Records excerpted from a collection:
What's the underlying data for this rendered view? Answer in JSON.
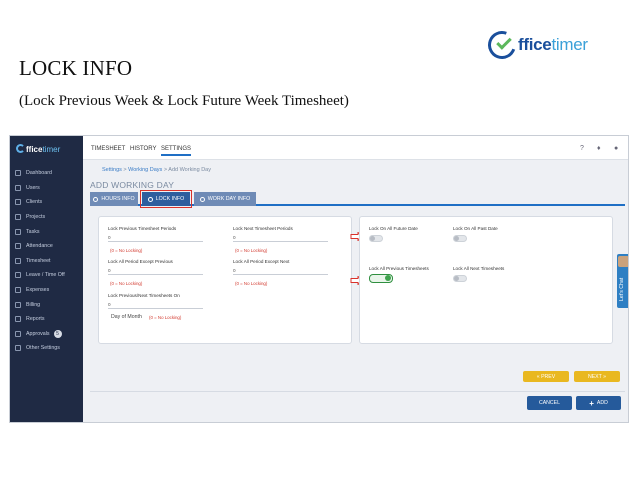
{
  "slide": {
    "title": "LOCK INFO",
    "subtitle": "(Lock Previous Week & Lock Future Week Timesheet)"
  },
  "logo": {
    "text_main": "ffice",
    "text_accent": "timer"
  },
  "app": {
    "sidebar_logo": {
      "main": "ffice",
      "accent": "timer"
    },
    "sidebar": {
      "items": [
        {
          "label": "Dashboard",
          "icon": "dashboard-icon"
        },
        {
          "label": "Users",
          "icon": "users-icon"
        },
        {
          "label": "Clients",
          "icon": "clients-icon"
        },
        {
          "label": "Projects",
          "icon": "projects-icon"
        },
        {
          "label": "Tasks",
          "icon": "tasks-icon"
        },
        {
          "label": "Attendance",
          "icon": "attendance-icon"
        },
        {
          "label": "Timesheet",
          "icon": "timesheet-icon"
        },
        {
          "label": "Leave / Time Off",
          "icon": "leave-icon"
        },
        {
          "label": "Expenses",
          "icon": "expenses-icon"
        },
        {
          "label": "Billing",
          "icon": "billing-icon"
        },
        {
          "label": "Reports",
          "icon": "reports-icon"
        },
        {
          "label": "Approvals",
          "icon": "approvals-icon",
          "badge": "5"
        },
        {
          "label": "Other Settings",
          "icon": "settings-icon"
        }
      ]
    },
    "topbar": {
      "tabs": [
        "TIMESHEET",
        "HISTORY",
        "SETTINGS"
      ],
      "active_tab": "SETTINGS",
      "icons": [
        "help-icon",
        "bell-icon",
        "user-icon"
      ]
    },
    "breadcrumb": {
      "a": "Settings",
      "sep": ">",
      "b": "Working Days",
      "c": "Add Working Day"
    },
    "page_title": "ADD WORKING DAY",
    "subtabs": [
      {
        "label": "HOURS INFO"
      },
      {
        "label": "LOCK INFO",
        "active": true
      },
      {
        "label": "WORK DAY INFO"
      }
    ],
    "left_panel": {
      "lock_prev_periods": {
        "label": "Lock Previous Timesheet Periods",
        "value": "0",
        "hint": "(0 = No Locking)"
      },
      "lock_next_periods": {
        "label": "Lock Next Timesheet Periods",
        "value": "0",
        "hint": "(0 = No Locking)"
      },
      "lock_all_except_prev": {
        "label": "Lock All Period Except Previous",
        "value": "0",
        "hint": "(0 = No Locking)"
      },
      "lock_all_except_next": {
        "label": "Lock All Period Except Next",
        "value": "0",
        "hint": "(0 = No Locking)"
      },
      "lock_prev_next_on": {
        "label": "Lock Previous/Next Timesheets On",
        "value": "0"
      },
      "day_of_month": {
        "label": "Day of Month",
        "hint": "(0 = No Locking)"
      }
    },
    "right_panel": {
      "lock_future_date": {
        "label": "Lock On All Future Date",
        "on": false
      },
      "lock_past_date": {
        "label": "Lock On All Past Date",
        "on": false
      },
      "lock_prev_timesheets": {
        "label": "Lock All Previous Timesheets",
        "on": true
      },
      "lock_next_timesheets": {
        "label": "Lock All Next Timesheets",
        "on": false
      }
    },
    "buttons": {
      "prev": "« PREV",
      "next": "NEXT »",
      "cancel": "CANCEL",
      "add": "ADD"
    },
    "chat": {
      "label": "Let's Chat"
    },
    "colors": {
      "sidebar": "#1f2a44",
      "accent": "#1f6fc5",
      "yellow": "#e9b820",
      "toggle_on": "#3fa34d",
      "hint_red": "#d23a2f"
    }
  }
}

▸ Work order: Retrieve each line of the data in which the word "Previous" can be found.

▸ Exercise result:
    "subtitle": "(Lock Previous Week & Lock Future Week Timesheet)"
        "label": "Lock Previous Timesheet Periods",
        "label": "Lock All Period Except Previous",
        "label": "Lock Previous/Next Timesheets On",
        "label": "Lock All Previous Timesheets",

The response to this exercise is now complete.